Task requirements —
Collect every line of the records below that contains the word "placeholder".

Input —

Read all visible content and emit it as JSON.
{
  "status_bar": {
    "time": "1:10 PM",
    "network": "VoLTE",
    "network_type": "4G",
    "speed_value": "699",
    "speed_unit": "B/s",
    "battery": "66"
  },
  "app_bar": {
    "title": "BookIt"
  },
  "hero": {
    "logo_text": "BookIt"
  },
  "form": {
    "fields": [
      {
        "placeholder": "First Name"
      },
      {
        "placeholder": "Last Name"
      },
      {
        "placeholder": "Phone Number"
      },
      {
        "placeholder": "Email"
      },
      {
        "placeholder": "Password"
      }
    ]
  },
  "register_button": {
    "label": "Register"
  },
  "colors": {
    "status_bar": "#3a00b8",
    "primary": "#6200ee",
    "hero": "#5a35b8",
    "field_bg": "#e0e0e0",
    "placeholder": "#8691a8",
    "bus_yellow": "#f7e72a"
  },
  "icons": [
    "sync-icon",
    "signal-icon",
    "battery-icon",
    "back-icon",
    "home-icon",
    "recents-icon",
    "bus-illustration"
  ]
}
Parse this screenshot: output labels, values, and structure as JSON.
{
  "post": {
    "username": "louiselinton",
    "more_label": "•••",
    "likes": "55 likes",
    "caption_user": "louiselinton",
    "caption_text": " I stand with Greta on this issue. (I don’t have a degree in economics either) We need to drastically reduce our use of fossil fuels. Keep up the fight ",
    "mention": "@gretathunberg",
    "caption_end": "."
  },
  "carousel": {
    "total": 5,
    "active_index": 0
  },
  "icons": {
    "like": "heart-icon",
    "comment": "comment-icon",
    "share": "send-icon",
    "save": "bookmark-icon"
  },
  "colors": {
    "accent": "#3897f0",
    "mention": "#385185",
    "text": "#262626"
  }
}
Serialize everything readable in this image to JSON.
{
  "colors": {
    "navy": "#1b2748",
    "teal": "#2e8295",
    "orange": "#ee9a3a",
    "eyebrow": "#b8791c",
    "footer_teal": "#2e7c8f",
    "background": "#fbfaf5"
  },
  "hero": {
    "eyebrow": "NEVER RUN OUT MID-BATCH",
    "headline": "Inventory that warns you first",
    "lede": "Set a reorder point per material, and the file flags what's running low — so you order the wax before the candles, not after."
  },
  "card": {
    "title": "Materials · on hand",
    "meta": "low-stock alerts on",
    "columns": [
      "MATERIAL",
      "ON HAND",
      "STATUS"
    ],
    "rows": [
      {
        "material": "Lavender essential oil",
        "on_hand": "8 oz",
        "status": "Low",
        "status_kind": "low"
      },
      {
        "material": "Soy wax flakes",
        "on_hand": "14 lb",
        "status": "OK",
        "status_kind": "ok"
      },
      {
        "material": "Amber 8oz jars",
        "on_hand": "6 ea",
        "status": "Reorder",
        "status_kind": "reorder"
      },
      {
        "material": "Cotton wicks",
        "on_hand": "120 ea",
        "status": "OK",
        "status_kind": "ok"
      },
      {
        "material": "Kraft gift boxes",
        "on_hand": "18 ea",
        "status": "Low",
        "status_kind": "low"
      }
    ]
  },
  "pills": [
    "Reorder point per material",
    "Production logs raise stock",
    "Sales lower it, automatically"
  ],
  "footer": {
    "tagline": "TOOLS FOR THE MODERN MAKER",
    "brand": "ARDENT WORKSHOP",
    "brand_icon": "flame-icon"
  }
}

Solution to this task —
        "placeholder": "First Name"
        "placeholder": "Last Name"
        "placeholder": "Phone Number"
        "placeholder": "Email"
        "placeholder": "Password"
    "placeholder": "#8691a8",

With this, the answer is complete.